Plum Fruit Moth Grapholita funebrana
Wingspan 10-15 mm.
This species is locally common in the southern half of England with scattered records further north and in Wales, and a few in Scotland. It has been recorded at light, but records are more easily made by search for larvae in plums and sloes, and by assembling to pheromone lures.
The moths fly in June and July, usually high in the foodplant trees. They can easily be confused with Grapholita tenebrosana, especially as that species is also attracted to lures designed for G. funebrana, both species sometimes being found together in a trap. They can be separated by the colour of the palps; dull greyish brown in G. funebrana, greyish white on G. tenebrosana . The genitalia of the males are distinct.
The larvae feed on the fruits of sloe (Prunus spinosa), plum (Prunus domestica) and other Prunus species. The entrance hole, near the stalk on plums, often oozes brown liquid surrounded by frass. The feeding signs resemble those of the larva of the sawfly Hoplocampa flava (Linn.), so the fruit should be cut open to view the larva (The sawfly has ten pairs of prolegs.). In plums, the larva is usually found close to the stone. The early and intermediate instars have translucent white bodies and greyish prothoracic and anal plates. The final instar becomes deep pink, and the plates lose the grey pigment.
The larva leaves the fruit in late August or September, and overwinters in a spun hibernaculum. At this stage it is pale reddish yellow with a reddish dorsal line.

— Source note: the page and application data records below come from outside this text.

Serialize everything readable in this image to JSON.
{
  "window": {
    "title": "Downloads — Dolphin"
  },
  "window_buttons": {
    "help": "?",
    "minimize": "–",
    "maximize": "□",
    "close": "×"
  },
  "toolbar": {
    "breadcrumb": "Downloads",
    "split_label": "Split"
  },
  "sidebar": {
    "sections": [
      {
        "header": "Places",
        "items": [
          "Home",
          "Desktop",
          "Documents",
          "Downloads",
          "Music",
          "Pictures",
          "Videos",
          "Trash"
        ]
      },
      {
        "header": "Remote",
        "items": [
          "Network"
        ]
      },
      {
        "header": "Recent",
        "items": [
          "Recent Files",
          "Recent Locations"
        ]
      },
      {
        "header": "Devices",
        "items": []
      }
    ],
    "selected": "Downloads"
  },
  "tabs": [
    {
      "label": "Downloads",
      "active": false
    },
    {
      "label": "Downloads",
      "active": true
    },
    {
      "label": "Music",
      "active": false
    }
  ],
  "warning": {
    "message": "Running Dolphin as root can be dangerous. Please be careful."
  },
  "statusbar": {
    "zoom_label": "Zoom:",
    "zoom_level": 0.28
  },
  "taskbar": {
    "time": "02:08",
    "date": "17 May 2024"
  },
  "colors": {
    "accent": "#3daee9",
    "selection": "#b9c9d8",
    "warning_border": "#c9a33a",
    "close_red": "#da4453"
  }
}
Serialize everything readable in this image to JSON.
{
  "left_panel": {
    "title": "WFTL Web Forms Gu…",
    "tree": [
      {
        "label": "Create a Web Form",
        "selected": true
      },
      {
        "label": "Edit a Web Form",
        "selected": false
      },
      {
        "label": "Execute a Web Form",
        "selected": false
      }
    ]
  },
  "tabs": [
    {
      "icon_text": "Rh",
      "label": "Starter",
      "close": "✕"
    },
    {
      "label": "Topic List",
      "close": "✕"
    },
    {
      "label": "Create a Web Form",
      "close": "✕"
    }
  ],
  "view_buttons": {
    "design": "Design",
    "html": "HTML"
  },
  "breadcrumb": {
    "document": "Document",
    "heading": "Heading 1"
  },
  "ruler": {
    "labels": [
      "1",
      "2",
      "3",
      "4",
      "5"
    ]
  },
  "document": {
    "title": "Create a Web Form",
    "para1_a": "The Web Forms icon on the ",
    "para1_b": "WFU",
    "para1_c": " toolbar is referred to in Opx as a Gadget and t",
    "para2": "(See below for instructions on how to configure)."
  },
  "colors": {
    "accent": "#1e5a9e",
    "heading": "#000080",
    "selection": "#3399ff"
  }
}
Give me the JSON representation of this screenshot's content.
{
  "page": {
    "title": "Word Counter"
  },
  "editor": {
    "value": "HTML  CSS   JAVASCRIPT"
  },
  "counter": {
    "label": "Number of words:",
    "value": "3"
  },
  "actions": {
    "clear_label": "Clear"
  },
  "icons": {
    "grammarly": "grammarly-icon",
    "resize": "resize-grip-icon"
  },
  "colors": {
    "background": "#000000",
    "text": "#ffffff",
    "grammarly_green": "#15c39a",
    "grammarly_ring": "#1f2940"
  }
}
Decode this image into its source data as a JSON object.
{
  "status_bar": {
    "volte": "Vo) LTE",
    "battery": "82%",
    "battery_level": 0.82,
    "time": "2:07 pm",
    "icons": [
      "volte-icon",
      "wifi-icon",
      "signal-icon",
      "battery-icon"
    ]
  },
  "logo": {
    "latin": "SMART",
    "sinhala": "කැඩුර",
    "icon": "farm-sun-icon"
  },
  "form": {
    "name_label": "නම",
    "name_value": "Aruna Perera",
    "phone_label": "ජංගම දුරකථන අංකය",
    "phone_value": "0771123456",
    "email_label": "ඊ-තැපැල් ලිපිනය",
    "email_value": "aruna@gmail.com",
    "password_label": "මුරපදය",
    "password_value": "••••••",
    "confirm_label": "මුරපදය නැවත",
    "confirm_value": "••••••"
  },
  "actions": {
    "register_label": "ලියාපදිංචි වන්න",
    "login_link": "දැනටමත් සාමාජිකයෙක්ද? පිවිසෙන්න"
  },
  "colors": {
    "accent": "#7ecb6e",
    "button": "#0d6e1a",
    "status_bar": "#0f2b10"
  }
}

Pupation, in the soil or a suitable crevice, is in April and May.